* What you have to do *
Find the lines below that include the word "description" and state how many there are, adding nothing.

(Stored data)
* * * *

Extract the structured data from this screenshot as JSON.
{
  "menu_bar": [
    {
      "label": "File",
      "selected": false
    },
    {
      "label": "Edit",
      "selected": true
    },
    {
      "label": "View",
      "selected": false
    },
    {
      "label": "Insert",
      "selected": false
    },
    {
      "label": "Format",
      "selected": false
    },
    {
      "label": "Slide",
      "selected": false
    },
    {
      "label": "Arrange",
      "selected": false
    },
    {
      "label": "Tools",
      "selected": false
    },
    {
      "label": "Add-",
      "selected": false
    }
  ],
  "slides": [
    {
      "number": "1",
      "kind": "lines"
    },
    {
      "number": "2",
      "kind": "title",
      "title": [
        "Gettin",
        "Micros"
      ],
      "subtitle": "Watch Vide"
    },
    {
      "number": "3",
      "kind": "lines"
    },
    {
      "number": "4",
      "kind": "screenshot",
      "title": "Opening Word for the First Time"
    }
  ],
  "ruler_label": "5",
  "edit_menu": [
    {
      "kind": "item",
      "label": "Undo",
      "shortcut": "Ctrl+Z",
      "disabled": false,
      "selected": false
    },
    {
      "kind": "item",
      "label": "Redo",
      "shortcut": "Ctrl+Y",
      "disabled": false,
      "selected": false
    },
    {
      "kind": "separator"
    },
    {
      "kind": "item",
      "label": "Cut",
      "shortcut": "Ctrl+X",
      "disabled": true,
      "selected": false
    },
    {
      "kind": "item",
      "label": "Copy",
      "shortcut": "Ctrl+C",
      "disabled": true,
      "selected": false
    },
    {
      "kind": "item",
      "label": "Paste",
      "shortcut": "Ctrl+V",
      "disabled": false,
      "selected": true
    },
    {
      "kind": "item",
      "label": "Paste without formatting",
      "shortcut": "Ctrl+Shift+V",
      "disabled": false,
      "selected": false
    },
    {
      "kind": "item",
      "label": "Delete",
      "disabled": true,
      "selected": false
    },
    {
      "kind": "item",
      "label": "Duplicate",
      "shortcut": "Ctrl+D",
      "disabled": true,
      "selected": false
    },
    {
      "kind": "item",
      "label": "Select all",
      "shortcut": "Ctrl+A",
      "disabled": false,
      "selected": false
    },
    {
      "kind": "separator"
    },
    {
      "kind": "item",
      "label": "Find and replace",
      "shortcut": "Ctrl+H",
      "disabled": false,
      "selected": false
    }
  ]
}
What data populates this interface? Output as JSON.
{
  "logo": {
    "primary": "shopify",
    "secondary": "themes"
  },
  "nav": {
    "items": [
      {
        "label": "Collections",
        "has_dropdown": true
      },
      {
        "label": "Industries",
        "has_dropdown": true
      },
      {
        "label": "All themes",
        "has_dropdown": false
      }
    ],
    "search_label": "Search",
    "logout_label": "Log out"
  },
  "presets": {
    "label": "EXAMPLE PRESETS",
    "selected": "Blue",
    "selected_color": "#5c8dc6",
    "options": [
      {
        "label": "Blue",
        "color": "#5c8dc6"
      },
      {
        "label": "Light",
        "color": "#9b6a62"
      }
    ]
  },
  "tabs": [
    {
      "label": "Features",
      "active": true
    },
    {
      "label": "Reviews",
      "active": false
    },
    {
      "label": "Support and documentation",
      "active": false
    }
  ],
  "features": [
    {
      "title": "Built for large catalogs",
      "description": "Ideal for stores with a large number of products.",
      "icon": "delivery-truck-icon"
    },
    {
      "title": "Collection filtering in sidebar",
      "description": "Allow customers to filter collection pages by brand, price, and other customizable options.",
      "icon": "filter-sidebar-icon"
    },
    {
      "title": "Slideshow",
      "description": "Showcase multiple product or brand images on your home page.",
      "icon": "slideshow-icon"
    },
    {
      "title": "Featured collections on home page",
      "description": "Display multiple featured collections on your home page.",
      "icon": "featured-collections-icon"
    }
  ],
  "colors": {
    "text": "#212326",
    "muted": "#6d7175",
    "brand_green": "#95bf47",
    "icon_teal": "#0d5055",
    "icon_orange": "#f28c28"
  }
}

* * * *

* Output of the exercise *
4